Several councils were held at Quierzy, a royal residence under the Carlovingians, but now an insignificant village on the Oise in the French Department of Aisne. The synod of September, 838, ordered the monks of Saint Calais in the Diocese of Le Mans to return to their monastery, from which they falsely claimed to have been expelled by their bishop. It also condemned some of the liturgical opinions of Amalarius of Metz (q.v.). The two succeeding councils, held respectively in 849 and 853, dealt with Gottschalk (q.v.) and his peculiar teaching respecting predestination. The first of these meetings sentenced the recalcitrant monk to corporal castigation, deposition from the priestly office and imprisonment; his books were to be burned. At the second synod the famous four decrees or chapters (Capitula) drawn up by Hincmar (q.v.) on the predestination question were published. They asserted:
- the predestination of some to salvation, and, in consequence of Divine foreknowledge, the doom of others to everlasting punishment;
- the remedy for the evil tendencies of free will through grace;
- the Divine intention of saving all men;
- the fact of universal redemption.
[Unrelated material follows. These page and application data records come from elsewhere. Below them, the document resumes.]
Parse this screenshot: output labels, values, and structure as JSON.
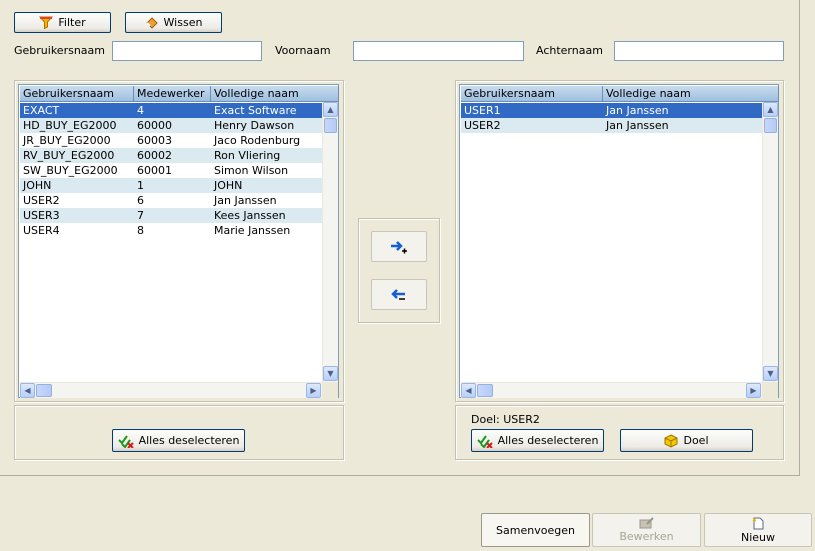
{
  "toolbar": {
    "filter_label": "Filter",
    "wissen_label": "Wissen"
  },
  "filters": {
    "gebruikersnaam_label": "Gebruikersnaam",
    "voornaam_label": "Voornaam",
    "achternaam_label": "Achternaam",
    "gebruikersnaam_value": "",
    "voornaam_value": "",
    "achternaam_value": ""
  },
  "left_grid": {
    "columns": [
      "Gebruikersnaam",
      "Medewerker",
      "Volledige naam"
    ],
    "rows": [
      [
        "EXACT",
        "4",
        "Exact Software"
      ],
      [
        "HD_BUY_EG2000",
        "60000",
        "Henry Dawson"
      ],
      [
        "JR_BUY_EG2000",
        "60003",
        "Jaco Rodenburg"
      ],
      [
        "RV_BUY_EG2000",
        "60002",
        "Ron Vliering"
      ],
      [
        "SW_BUY_EG2000",
        "60001",
        "Simon Wilson"
      ],
      [
        "JOHN",
        "1",
        "JOHN"
      ],
      [
        "USER2",
        "6",
        "Jan Janssen"
      ],
      [
        "USER3",
        "7",
        "Kees Janssen"
      ],
      [
        "USER4",
        "8",
        "Marie Janssen"
      ]
    ],
    "selected_index": 0,
    "deselect_label": "Alles deselecteren"
  },
  "right_grid": {
    "columns": [
      "Gebruikersnaam",
      "Volledige naam"
    ],
    "rows": [
      [
        "USER1",
        "Jan Janssen"
      ],
      [
        "USER2",
        "Jan Janssen"
      ]
    ],
    "selected_index": 0,
    "doel_text": "Doel: USER2",
    "deselect_label": "Alles deselecteren",
    "doel_label": "Doel"
  },
  "actions": {
    "samenvoegen_label": "Samenvoegen",
    "bewerken_label": "Bewerken",
    "nieuw_label": "Nieuw"
  },
  "icons": {
    "filter": "funnel-icon",
    "wissen": "eraser-icon",
    "add": "arrow-right-plus-icon",
    "remove": "arrow-left-minus-icon",
    "deselect": "deselect-check-icon",
    "doel": "cube-icon",
    "bewerken": "edit-icon",
    "nieuw": "new-document-icon"
  },
  "colors": {
    "background": "#ece9d8",
    "selection": "#316ac5",
    "alt_row": "#dbeaf0"
  }
}
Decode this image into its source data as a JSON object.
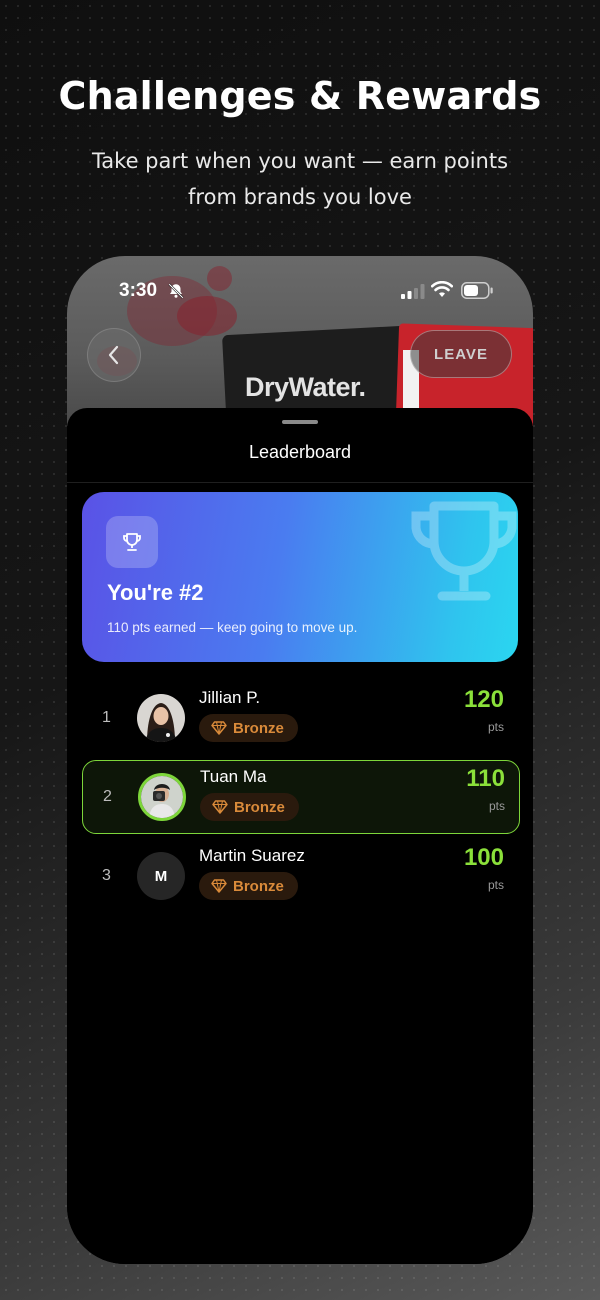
{
  "hero": {
    "title": "Challenges & Rewards",
    "subtitle": "Take part when you want — earn points from brands you love"
  },
  "status_bar": {
    "time": "3:30"
  },
  "header": {
    "brand": "DryWater.",
    "leave_label": "LEAVE"
  },
  "leaderboard": {
    "title": "Leaderboard",
    "rank_card": {
      "title": "You're #2",
      "subtitle": "110 pts earned — keep going to move up."
    },
    "entries": [
      {
        "rank": "1",
        "name": "Jillian P.",
        "tier": "Bronze",
        "points": "120",
        "unit": "pts"
      },
      {
        "rank": "2",
        "name": "Tuan Ma",
        "tier": "Bronze",
        "points": "110",
        "unit": "pts"
      },
      {
        "rank": "3",
        "name": "Martin Suarez",
        "initial": "M",
        "tier": "Bronze",
        "points": "100",
        "unit": "pts"
      }
    ]
  },
  "colors": {
    "accent_green": "#8be03a",
    "bronze": "#d98a3a",
    "card_gradient_start": "#5a52e6",
    "card_gradient_end": "#2ad6f0"
  },
  "icons": [
    "bell-muted-icon",
    "signal-icon",
    "wifi-icon",
    "battery-icon",
    "chevron-left-icon",
    "trophy-icon",
    "diamond-icon"
  ]
}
The council held in February, 857, aimed at suppressing the disorders then so prevalent in the kingdom of Charles the Bald. The synod of 858 was attended by the bishops who remained loyal to Charles the Bald during the invasion of his dominions by Louis the German. It addressed a firm but conciliatory letter to the invader stating its attitude towards him for the intentions which he expressed, but which his actions belied.